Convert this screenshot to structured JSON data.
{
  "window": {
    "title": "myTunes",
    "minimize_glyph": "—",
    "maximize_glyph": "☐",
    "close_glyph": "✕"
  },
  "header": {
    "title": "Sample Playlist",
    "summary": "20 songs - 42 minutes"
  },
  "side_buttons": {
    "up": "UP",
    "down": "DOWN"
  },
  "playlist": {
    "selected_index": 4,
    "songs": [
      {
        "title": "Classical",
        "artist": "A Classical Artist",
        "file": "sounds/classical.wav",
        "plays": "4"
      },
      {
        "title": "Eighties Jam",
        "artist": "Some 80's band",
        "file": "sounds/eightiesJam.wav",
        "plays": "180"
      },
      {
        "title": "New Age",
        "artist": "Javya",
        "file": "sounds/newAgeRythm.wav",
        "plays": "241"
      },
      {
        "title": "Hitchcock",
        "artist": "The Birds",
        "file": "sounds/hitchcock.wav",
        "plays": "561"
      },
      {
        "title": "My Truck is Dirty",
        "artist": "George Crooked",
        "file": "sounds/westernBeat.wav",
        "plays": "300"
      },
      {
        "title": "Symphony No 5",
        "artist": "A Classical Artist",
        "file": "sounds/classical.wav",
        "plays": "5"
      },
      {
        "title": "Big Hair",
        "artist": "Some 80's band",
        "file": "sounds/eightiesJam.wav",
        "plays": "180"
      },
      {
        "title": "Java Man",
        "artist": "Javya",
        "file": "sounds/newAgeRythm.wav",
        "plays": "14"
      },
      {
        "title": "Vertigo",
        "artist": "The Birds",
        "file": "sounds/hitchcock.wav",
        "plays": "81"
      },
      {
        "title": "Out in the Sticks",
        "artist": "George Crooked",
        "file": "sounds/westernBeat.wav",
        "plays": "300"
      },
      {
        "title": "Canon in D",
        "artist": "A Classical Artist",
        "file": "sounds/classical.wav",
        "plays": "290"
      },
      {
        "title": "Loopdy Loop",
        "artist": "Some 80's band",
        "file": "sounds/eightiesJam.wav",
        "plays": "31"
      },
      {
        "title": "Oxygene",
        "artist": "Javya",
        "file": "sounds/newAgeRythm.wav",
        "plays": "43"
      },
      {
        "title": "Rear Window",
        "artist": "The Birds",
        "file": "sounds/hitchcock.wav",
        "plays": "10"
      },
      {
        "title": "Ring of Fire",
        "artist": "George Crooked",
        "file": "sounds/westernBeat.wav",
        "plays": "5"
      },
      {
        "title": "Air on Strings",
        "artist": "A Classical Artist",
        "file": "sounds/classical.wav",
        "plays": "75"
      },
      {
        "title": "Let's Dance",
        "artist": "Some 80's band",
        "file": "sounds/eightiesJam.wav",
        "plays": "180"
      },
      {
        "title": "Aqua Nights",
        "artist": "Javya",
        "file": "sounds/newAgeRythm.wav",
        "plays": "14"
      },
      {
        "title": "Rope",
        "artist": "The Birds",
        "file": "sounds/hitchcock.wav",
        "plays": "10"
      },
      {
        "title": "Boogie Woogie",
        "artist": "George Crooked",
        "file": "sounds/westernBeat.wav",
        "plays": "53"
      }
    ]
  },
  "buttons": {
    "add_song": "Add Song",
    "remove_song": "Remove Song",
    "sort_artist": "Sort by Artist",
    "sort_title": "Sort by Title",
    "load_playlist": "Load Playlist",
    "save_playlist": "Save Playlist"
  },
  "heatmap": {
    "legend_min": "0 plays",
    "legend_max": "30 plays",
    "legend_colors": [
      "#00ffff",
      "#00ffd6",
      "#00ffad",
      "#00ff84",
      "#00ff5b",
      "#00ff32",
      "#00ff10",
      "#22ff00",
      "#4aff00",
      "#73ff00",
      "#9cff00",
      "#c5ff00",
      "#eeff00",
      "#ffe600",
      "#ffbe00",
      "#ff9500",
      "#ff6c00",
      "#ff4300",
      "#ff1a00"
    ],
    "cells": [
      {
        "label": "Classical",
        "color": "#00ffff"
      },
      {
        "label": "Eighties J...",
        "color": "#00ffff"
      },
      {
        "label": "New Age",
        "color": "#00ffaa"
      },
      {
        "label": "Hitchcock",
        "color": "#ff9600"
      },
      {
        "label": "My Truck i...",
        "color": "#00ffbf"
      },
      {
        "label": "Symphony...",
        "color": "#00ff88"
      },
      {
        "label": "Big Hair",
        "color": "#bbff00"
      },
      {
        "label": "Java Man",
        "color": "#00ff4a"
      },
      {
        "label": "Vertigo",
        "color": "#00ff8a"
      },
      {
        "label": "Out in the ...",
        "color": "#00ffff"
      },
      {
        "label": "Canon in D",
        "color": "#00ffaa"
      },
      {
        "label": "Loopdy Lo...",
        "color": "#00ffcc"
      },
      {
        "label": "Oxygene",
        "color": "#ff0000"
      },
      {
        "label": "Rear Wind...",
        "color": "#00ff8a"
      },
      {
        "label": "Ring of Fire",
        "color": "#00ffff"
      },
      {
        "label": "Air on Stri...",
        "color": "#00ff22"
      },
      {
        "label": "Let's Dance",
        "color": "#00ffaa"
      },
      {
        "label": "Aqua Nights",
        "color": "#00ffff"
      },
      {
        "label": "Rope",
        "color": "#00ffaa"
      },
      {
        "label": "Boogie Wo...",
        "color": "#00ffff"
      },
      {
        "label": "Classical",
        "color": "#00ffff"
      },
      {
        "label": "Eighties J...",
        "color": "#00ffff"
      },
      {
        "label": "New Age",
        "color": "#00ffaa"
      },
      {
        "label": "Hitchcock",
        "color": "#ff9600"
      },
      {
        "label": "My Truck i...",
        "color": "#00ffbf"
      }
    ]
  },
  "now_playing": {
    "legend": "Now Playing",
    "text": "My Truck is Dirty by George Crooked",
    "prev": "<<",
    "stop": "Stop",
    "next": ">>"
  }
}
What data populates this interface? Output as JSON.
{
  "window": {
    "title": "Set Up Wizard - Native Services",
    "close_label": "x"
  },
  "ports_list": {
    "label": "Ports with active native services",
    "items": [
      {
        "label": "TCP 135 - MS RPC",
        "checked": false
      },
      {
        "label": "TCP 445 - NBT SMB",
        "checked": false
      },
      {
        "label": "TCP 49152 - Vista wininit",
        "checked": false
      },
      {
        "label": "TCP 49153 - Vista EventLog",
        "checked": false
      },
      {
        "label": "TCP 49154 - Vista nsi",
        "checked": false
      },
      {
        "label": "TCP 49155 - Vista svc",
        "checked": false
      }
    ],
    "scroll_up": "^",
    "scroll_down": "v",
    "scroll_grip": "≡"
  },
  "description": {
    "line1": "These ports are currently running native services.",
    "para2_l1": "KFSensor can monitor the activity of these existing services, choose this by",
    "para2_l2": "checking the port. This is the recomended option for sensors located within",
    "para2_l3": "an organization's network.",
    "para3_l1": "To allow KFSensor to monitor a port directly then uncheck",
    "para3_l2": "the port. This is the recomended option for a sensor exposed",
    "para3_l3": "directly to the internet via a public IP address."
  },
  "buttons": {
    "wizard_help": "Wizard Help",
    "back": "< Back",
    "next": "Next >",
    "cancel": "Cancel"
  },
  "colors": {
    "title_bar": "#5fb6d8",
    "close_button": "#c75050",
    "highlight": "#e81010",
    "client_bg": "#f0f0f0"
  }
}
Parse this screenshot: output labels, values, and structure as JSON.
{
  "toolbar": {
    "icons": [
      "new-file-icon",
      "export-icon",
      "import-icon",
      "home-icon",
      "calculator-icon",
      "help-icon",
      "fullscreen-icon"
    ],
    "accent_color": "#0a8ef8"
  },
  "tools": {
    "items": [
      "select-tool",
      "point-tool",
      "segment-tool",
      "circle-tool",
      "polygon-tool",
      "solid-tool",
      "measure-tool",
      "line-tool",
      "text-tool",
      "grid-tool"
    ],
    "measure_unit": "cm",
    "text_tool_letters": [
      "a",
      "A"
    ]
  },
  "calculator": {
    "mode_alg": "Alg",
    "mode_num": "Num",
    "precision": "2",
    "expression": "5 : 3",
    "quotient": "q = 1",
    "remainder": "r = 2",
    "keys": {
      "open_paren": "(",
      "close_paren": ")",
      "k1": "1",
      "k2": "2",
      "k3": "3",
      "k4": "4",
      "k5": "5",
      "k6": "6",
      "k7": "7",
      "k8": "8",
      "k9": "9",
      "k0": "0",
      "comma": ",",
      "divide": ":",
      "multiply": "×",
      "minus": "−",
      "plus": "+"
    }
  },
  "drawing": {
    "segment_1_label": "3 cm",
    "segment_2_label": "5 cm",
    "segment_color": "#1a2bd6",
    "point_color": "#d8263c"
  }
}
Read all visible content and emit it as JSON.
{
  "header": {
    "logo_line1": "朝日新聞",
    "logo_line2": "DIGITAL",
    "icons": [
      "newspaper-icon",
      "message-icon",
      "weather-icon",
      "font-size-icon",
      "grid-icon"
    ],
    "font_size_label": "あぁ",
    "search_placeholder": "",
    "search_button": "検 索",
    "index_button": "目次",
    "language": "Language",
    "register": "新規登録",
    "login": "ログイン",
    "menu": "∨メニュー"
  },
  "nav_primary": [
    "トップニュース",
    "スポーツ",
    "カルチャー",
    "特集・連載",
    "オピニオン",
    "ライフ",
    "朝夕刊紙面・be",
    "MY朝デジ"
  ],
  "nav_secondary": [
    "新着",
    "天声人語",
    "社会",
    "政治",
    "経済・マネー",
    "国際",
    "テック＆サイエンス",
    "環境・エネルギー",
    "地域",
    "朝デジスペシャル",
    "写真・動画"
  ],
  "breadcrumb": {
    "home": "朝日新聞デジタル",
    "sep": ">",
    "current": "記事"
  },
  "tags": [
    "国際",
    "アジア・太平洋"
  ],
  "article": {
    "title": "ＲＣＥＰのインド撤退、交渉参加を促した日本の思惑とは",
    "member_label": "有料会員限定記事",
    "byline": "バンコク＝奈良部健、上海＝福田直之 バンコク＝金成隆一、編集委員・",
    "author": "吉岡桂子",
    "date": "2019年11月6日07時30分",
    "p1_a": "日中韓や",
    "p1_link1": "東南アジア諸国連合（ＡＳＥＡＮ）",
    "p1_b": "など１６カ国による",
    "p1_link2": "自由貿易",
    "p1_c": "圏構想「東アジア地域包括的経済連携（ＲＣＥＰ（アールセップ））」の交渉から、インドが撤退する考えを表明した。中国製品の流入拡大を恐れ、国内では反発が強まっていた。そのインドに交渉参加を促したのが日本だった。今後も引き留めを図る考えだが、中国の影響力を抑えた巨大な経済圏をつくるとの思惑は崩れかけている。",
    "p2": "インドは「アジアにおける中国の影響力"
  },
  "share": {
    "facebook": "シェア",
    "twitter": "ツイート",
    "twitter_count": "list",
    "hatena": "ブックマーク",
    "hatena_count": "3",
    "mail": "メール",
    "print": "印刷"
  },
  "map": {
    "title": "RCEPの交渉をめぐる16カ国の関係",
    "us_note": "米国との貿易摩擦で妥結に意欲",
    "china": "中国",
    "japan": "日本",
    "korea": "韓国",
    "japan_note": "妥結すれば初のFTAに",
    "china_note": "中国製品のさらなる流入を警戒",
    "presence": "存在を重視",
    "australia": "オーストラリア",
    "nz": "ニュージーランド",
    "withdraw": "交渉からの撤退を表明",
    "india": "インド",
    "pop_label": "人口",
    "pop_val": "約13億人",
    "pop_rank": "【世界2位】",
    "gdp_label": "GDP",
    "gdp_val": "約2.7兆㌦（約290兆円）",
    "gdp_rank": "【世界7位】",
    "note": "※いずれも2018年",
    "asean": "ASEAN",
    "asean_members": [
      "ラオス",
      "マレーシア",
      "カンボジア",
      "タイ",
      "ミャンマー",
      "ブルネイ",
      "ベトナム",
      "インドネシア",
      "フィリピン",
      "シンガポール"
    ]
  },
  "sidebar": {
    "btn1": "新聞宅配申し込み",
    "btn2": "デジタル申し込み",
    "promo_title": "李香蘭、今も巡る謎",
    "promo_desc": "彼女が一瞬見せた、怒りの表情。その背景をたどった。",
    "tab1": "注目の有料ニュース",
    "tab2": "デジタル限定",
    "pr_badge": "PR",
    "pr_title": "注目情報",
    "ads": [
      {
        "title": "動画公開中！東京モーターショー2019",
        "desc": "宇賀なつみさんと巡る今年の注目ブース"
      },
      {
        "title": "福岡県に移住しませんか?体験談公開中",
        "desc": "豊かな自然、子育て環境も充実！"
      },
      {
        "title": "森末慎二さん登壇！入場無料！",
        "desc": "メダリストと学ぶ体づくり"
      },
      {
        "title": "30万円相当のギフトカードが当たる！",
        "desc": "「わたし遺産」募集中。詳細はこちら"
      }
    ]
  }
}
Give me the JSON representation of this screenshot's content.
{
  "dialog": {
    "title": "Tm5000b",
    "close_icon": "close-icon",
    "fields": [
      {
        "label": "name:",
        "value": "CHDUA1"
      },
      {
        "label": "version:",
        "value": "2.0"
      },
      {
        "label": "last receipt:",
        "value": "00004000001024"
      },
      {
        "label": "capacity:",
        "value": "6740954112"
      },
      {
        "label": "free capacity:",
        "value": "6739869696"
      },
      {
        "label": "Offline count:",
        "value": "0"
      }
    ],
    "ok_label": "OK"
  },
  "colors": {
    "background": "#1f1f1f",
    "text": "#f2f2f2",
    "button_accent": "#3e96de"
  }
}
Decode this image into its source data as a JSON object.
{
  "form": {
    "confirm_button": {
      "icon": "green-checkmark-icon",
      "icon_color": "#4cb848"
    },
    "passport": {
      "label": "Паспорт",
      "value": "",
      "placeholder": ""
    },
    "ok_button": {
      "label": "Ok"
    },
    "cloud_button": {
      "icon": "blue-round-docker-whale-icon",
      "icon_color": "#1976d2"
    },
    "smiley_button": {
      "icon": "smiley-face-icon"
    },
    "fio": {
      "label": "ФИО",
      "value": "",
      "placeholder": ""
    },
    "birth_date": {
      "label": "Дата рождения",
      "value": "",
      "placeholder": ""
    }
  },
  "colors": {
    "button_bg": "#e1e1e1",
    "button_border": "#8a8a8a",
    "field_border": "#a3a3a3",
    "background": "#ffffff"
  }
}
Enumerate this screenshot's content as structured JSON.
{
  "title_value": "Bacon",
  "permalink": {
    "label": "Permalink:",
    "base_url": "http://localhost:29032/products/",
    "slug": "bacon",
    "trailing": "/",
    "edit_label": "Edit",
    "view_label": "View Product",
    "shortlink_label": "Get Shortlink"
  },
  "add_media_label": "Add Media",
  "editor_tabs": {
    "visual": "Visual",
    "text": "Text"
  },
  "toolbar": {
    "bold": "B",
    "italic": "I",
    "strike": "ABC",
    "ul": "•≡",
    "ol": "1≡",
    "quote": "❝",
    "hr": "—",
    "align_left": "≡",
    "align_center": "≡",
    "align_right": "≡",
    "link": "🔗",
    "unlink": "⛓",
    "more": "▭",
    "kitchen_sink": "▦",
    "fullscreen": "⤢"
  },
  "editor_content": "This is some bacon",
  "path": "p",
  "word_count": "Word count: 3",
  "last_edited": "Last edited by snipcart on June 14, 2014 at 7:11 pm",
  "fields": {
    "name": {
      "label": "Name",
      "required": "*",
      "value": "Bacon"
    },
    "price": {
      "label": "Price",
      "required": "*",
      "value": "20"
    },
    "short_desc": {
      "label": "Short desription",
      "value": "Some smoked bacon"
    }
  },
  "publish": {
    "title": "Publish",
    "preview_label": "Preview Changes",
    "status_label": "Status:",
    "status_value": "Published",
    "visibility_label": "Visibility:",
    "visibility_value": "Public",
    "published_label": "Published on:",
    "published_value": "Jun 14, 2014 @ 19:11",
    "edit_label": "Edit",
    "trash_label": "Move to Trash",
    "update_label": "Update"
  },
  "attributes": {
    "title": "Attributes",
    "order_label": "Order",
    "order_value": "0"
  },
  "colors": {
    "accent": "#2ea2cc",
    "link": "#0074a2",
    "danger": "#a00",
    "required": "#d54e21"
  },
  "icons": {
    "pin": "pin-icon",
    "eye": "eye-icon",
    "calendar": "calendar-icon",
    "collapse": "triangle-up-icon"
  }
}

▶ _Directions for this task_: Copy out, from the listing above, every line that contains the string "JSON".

▶ _Output for this exercise_:
Convert this screenshot to structured JSON data.
What data populates this interface? Output as JSON.
Parse this screenshot: output labels, values, and structure as JSON.
Read all visible content and emit it as JSON.
Give me the JSON representation of this screenshot's content.
Decode this image into its source data as a JSON object.
Enumerate this screenshot's content as structured JSON.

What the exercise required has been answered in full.